Applied Physics

According to the NIH, you can't be a systems biologist and an experimental geneticist at the same time. The NIH has issued a call for applications to:

"use systems biology approaches to investigate the mechanisms that underlie genetic determination of complex phenotypes.  These projects will combine computational modeling approaches and experimental validation of predictive models."

IBM today announced the first-ever application of a breakthrough self-assembling nanotechnology to conventional chip manufacturing, borrowing a process from nature to build the next generation computer chips.

The natural pattern-creating process that forms seashells, snowflakes, and enamel on teeth has been harnessed by IBM to form trillions of holes to create insulating vacuums around the miles of nano-scale wires packed next to each other inside each computer chip.

Collaborative research between scientists in the UK and USA has led to a major breakthrough in the understanding of antiferromagnets, published in this week's Nature. Scientists at the London Centre for Nanotechnology, the University of Chicago and the Center for Nanoscale Materials at Argonne National Laboratory have used x-rays to see the internal workings of antiferromagnets for the very first time.

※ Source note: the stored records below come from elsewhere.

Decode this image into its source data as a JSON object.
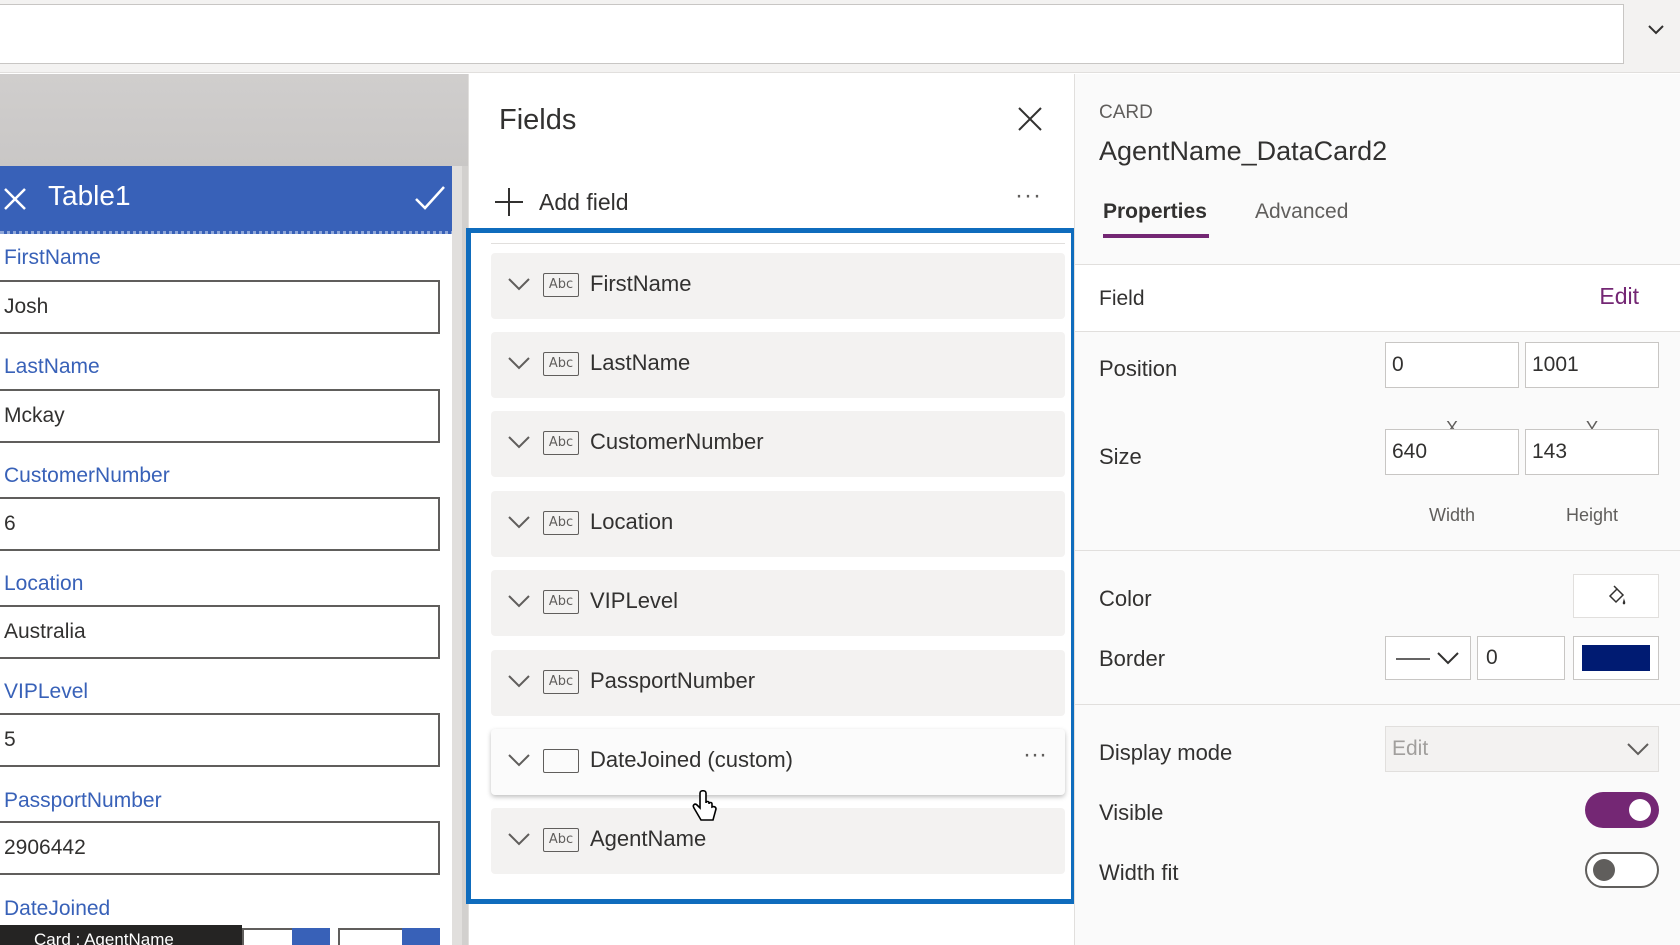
{
  "topbar": {
    "formula_value": ""
  },
  "form": {
    "title": "Table1",
    "fields": [
      {
        "label": "FirstName",
        "value": "Josh"
      },
      {
        "label": "LastName",
        "value": "Mckay"
      },
      {
        "label": "CustomerNumber",
        "value": "6"
      },
      {
        "label": "Location",
        "value": "Australia"
      },
      {
        "label": "VIPLevel",
        "value": "5"
      },
      {
        "label": "PassportNumber",
        "value": "2906442"
      },
      {
        "label": "DateJoined",
        "value": ""
      }
    ],
    "tooltip": "Card : AgentName"
  },
  "fields_panel": {
    "title": "Fields",
    "add_field_label": "Add field",
    "more_label": "···",
    "items": [
      {
        "label": "FirstName",
        "type_icon": "Abc"
      },
      {
        "label": "LastName",
        "type_icon": "Abc"
      },
      {
        "label": "CustomerNumber",
        "type_icon": "Abc"
      },
      {
        "label": "Location",
        "type_icon": "Abc"
      },
      {
        "label": "VIPLevel",
        "type_icon": "Abc"
      },
      {
        "label": "PassportNumber",
        "type_icon": "Abc"
      },
      {
        "label": "DateJoined (custom)",
        "type_icon": "custom-card-icon"
      },
      {
        "label": "AgentName",
        "type_icon": "Abc"
      }
    ],
    "accent_color": "#0F6CBD"
  },
  "properties": {
    "kind": "CARD",
    "name": "AgentName_DataCard2",
    "tabs": {
      "properties": "Properties",
      "advanced": "Advanced"
    },
    "field": {
      "label": "Field",
      "edit": "Edit"
    },
    "position": {
      "label": "Position",
      "x": "0",
      "y": "1001",
      "x_label": "X",
      "y_label": "Y"
    },
    "size": {
      "label": "Size",
      "width": "640",
      "height": "143",
      "width_label": "Width",
      "height_label": "Height"
    },
    "color": {
      "label": "Color"
    },
    "border": {
      "label": "Border",
      "width": "0",
      "color": "#001B72"
    },
    "display_mode": {
      "label": "Display mode",
      "value": "Edit"
    },
    "visible": {
      "label": "Visible",
      "state": "On"
    },
    "width_fit": {
      "label": "Width fit",
      "state": "Off"
    },
    "accent_color": "#742774"
  }
}
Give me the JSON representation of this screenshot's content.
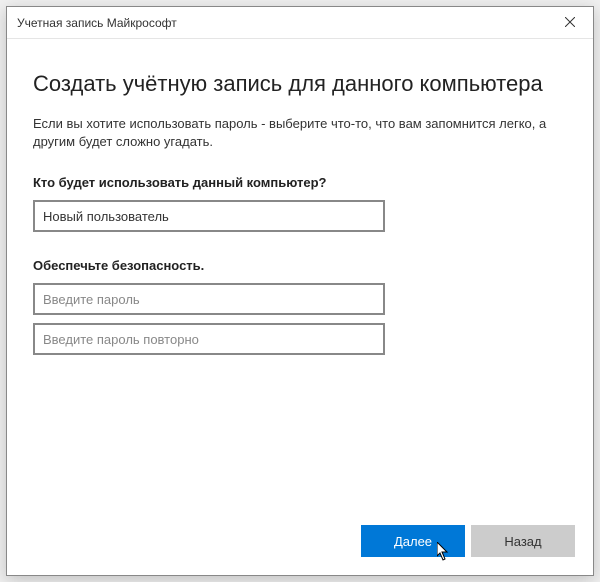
{
  "window": {
    "title": "Учетная запись Майкрософт"
  },
  "main": {
    "heading": "Создать учётную запись для данного компьютера",
    "description": "Если вы хотите использовать пароль - выберите что-то, что вам запомнится легко, а другим будет сложно угадать.",
    "section1_label": "Кто будет использовать данный компьютер?",
    "username_value": "Новый пользователь",
    "section2_label": "Обеспечьте безопасность.",
    "password_placeholder": "Введите пароль",
    "password_confirm_placeholder": "Введите пароль повторно"
  },
  "footer": {
    "next": "Далее",
    "back": "Назад"
  },
  "colors": {
    "primary": "#0078d7"
  }
}
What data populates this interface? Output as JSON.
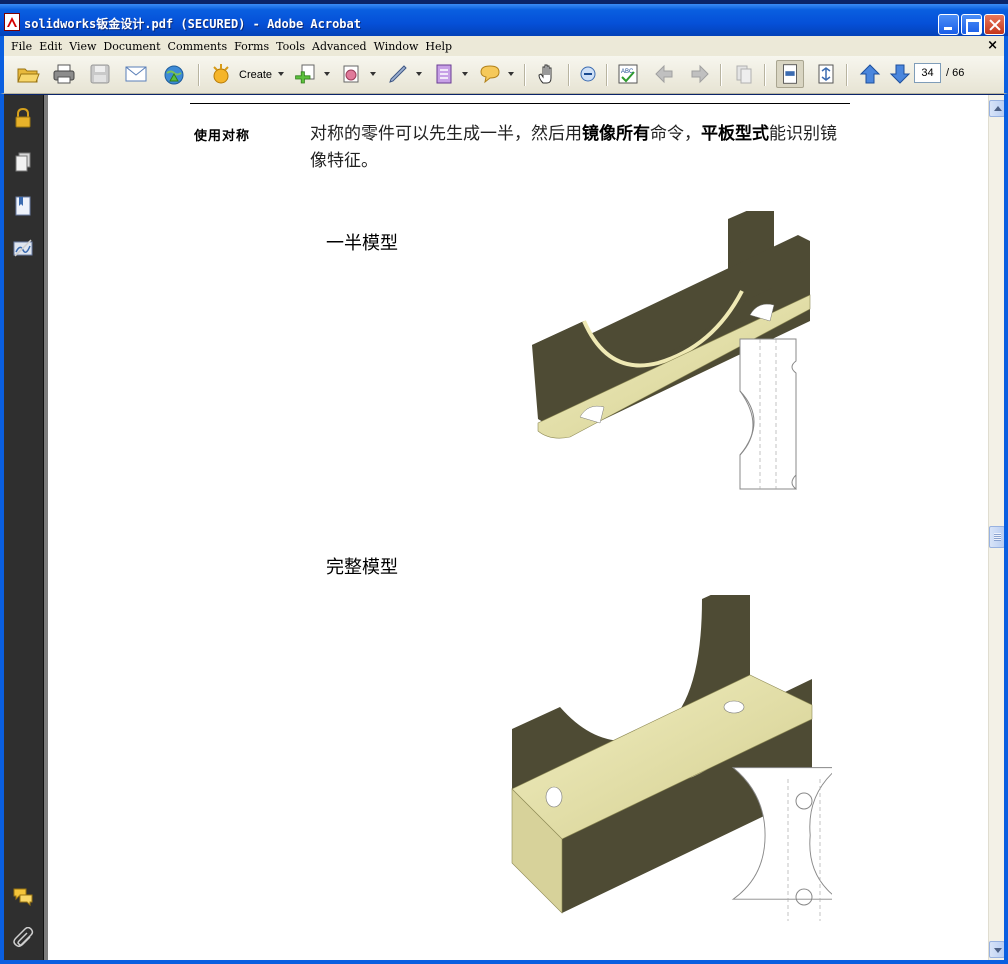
{
  "window": {
    "title": "solidworks钣金设计.pdf (SECURED) - Adobe Acrobat"
  },
  "menu": {
    "items": [
      "File",
      "Edit",
      "View",
      "Document",
      "Comments",
      "Forms",
      "Tools",
      "Advanced",
      "Window",
      "Help"
    ],
    "close_glyph": "×"
  },
  "toolbar": {
    "create_label": "Create",
    "page_current": "34",
    "page_total": "/ 66"
  },
  "document": {
    "side_label": "使用对称",
    "body_prefix": "对称的零件可以先生成一半，然后用",
    "body_bold_1": "镜像所有",
    "body_mid": "命令，",
    "body_bold_2": "平板型式",
    "body_suffix": "能识别镜像特征。",
    "heading_half": "一半模型",
    "heading_full": "完整模型"
  },
  "colors": {
    "titlebar": "#0550d8",
    "navpanel": "#2f2f2f",
    "sheet_light": "#e7e3b0",
    "sheet_dark": "#4e4b34"
  }
}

By observing changes in coherent X-ray speckle pattern, such as the one shown above, researchers are able for the first time to investigate nanoscale dynamics of antiferromagnetic domain walls, and observe a cross over from classical to quantum behavior. Credit: O.


By monitoring changes in vibrations of bridges it is possible to identify hidden cracks and fractures, according to a Queensland University of Technology researcher.

QUT engineering researcher Henry Shih said variations in bridge vibrations of a bridge could be a telling sign of its structural "health".

Engineers at Washington University in St. Louis have developed a unique photocatlytic cell that splits water to produce hydrogen and oxygen in water using sunlight and the power of a nanostructured catalyst.

The group is developing novel methodologies for synthesis of nanostructured films with superior opto-electronic properties. One of the methods, which sandwiches three semiconductor films into a compact structure on the nanoscale range, is smaller, more efficient and more stable than present photocatalytic methods which require multiple steps and can take from several hours to a day to complete.

Tens of thousands of Americans die each year from secondhand tobacco smoke, according to a 2006 report by the U.S. Surgeon General. While the health risks associated with indoor secondhand smoke are well documented, little research has been done on exposure to toxic tobacco fumes outdoors.

Now, Stanford University researchers have conducted the first in-depth study on how smoking affects air quality at sidewalk cafés, park benches and other outdoor locations. Writing in the May issue of the Journal of the Air and Waste Management Association (JAWMA), the Stanford team concluded that a non-smoker sitting a few feet downwind from a smoldering cigarette is likely to be exposed to substantial levels of contaminated air for brief periods of time.

Researchers at Arizona State University's Polytechnic campus and the Military Amputee Research Program at Walter Reed Army Medical Center are teaming up to create the next generation of powered prosthetic devices based on lightweight energy storing springs.

The device, nicknamed SPARKy, short for Spring Ankle with Regenerative Kinetics, will be a first-of-its-kind smart, active and energy-storing transtibial (below-the-knee) prosthesis.

The major carriers, UPS, FedEx and DHL get put to the test every year with the Great Package Race, a contest to see which carrier can get a package to a very challenging locale the fastest and in the best condition.

A group of 60 logistics students, led by logistics expert John Bartholdi, a professor in the H. Milton Stewart School of Industrial and Systems Engineering at Georgia Tech, sends identical boxes bound for places like Lomé, Togo and Split, Croatia. With no indication that there's a competition underway, each carrier picks up its parcel, and the race begins.

An international team of scientists led by Scripps Institution of Oceanography at UC San Diego and the Department of Energy's (DOE) Joint Genome Institute has peered into the genetic makeup of two species of phytoplankton, the tiny plants key in global photosynthesis and carbon cycling, and come away with surprising results about evolutionary engineering and new ideas about the role that a poorly understood chemical element may play in the world's oceans.

By giving ordinary adult mice a drug - a synthetic designed to mimic fat - Salk Institute scientist Dr. Ronald M. Evans is now able to chemically switch on PPAR-d, the master regulator that controls the ability of cells to burn fat. Even when the mice are not active, turning on the chemical switch activates the same fat-burning process that occurs during exercise. The resulting shift in energy balance (calories in, calories burned) makes the mice resistant to weight gain on a high fat diet.